Select all lines in the records that include "Behavior".

[PROVIDED MATERIAL Boundary: Start]

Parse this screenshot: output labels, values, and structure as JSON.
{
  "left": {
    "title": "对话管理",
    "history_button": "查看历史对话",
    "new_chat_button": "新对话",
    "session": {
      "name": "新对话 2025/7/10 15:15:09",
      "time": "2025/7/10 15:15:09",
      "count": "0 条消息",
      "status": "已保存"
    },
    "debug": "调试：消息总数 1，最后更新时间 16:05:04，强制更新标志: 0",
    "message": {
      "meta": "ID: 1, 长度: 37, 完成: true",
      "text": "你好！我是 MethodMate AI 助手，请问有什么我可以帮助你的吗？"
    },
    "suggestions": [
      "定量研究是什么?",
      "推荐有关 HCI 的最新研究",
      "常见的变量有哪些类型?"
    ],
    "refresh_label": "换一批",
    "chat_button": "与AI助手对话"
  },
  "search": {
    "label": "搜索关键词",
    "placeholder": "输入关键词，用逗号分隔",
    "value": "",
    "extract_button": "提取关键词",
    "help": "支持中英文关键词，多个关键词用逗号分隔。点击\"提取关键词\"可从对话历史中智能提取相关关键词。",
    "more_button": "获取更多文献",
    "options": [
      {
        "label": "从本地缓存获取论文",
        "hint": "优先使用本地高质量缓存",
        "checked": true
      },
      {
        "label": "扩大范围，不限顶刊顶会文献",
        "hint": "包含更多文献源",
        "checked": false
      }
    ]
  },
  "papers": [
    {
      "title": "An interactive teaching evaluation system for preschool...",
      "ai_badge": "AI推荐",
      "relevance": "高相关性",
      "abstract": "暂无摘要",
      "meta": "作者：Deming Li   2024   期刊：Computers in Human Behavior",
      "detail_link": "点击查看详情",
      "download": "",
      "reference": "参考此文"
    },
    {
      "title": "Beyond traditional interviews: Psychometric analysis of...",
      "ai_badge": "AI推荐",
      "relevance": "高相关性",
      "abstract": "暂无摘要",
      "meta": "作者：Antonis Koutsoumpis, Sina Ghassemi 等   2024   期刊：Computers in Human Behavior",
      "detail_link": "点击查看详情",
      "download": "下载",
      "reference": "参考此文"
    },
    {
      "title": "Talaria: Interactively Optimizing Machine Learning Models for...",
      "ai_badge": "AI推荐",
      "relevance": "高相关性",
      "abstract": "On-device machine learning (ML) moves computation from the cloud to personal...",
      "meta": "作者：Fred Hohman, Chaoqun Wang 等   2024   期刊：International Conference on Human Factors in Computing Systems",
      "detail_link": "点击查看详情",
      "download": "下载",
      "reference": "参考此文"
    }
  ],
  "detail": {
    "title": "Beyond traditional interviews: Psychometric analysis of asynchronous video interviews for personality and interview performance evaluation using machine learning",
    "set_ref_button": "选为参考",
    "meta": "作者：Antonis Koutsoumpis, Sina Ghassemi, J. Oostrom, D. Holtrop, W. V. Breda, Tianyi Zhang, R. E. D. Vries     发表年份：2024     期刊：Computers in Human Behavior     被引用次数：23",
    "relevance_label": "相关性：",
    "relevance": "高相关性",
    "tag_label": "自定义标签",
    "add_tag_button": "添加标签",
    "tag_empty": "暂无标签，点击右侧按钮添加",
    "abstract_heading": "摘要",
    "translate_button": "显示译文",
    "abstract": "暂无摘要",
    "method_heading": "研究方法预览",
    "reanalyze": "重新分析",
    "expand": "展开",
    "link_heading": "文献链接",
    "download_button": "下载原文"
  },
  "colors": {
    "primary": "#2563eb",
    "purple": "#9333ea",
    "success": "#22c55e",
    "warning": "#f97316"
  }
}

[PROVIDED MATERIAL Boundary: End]

• [COMPLETED EXERCISE]:
      "meta": "作者：Deming Li   2024   期刊：Computers in Human Behavior",
      "meta": "作者：Antonis Koutsoumpis, Sina Ghassemi 等   2024   期刊：Computers in Human Behavior",
    "meta": "作者：Antonis Koutsoumpis, Sina Ghassemi, J. Oostrom, D. Holtrop, W. V. Breda, Tianyi Zhang, R. E. D. Vries     发表年份：2024     期刊：Computers in Human Behavior     被引用次数：23",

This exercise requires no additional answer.